Scripture Reading for the Sixth Sunday of Easter
Posted on 10. May, 2012
Two of today’s readings are from St John, whose gospel is seen by commentators from the beginning of the Christian era as having pride of place in the whole of sacred scripture, principally because of its insistence on grace, on the love of God, on eternal redemption being purely and freely a gift to us from God. Tradition has it that John lived to a great age, such that he had to be carried each Sunday into the place where the Christian community at Ephesus gathered to celebrate the Blessed Eucharist. Because of the veneration in which he was held, he was invariably asked to address the little congregation, and invariably he spoke about the love of God, to the extent that even these devout and committed early Christians grew a little weary of the same recurring theme. John, however, took little heed of their requests for a change of subject. He persisted in his refusal to speak about anything else, because for him the central theme of the whole Christian message was enshrined in the love of God. “We believe in love,” was the motto of those who were in full agreement with John.
This could easily have become an empty slogan, were it not that John had stated clearly what he meant by love, and our attention is drawn to it in today’s second reading. “This is the love I mean: not our love for God, but God’s love for us, when he sent his Son to be the sacrifice that takes our sins away.” The tremendous truth about God is not that he loves us or that he is a loving or lovable being, but rather that, in himself, he is the act itself of love. This means, moreover, that God by his nature gives and shares of his inner self. It also means that those who receive the gift of God’s love must mirror God’s sharing also. God’s love was such as to impel him to give his only Son so that we might have life through him. And God shows no partiality or preference in the way he loves. The merits of his Son are available to all without distinction of any kind, provided they have faith and really desire to be of one mind with Jesus.
At first Israel was chosen by God, not for its own sake, but that it might bring before all people the revelation of the love of God, especially as shown in the person of his divine Son. We too have been chosen and commissioned, to “go out and bear fruit, fruit that will last” (Jn 15:16). Each of us can truly say: God’s love brought me into being, it sustains me, it will never let me down. God is concerned about me. He reads my thoughts, my emotions, my desires. He knows my joys, my sorrows, my weaknesses, my strengths. He is close to me in times of laughter or of tears, in illness or in health.
I am quite incapable of loving myself to the same degree that God loves me. God is even closer to me than I am to myself.

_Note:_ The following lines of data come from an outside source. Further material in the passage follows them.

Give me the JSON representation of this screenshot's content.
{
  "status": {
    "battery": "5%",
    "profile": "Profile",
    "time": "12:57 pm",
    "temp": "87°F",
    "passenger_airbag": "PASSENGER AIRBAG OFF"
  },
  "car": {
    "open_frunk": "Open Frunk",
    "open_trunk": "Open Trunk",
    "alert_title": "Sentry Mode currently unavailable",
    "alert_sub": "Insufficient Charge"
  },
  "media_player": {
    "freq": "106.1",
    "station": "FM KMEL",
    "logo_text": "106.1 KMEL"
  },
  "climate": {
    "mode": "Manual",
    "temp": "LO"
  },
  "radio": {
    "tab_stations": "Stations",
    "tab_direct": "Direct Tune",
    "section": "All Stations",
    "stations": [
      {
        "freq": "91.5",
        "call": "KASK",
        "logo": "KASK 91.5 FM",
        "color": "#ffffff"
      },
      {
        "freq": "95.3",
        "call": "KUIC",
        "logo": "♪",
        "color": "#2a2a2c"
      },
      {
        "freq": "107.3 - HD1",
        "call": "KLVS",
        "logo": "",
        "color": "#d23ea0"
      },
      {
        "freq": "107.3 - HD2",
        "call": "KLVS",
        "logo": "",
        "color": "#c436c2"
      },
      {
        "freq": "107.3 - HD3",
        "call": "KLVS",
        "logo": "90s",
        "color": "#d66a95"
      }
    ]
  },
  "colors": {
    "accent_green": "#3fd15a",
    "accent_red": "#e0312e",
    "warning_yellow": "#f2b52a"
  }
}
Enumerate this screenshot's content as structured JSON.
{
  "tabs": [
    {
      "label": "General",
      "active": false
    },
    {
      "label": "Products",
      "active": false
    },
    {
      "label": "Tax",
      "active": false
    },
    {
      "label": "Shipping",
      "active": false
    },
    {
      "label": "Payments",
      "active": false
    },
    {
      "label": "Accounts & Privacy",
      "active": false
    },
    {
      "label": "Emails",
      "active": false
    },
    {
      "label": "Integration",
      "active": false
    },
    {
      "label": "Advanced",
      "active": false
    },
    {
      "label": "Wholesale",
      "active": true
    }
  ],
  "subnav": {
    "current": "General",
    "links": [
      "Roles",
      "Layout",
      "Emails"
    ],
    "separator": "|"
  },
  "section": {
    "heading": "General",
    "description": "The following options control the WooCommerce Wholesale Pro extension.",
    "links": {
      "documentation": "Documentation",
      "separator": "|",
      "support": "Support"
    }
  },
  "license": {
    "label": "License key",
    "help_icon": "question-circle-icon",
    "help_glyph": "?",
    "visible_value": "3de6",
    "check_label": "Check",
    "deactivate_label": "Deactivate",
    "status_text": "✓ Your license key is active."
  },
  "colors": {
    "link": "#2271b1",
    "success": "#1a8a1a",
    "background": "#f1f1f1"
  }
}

Through the prophet Isaiah (49:16) God addresses to me the consoling words, “See upon the palm of my hand I have written your name.” Indeed, in the person of Jesus, God, as it were, reaches out to us with two hands – the one extended in forgiveness which saves us from being engulfed here and now in our evil ways, the other casting a ray of light beyond the portals of death, reminding us that as God raised Christ from the. dead, so he will redeem us too, when we have completed our earthly existence. That we are able to grasp those hands of God extended to us, that we are able to cling to them steadfastly, is more a gift of God’s grace that our own accomplishment. No amount of self-pruning, of teeth-gritting human striving, will bring us any closer to God.
But if we try and go through life in the steady conviction that God’s loving care is drawing us, watching over us, then we will cease to worry about our own happiness, about what we even regard as perfection, what we would like ourselves to be when we come before God. Strange as it may seem, faith in God’s love for us frees us from all kinds of inner striving and pressure, and yet at the same time brings us to a closer and more complete commitment to God. If, day after day, we know ourselves as loved by God, then all that will matter will be his love, his will, God himself.
“There are three things that last,” St Paul tells us, “faith, hope and love; and the greatest of these is love” (1 Cor 13:13). For coming into the presence of God, faith will give way to vision, hope will be replaced by attainment, but love will continue to be bestowed and cherished for all eternity.
Martin Hogan Association of Catholic Priests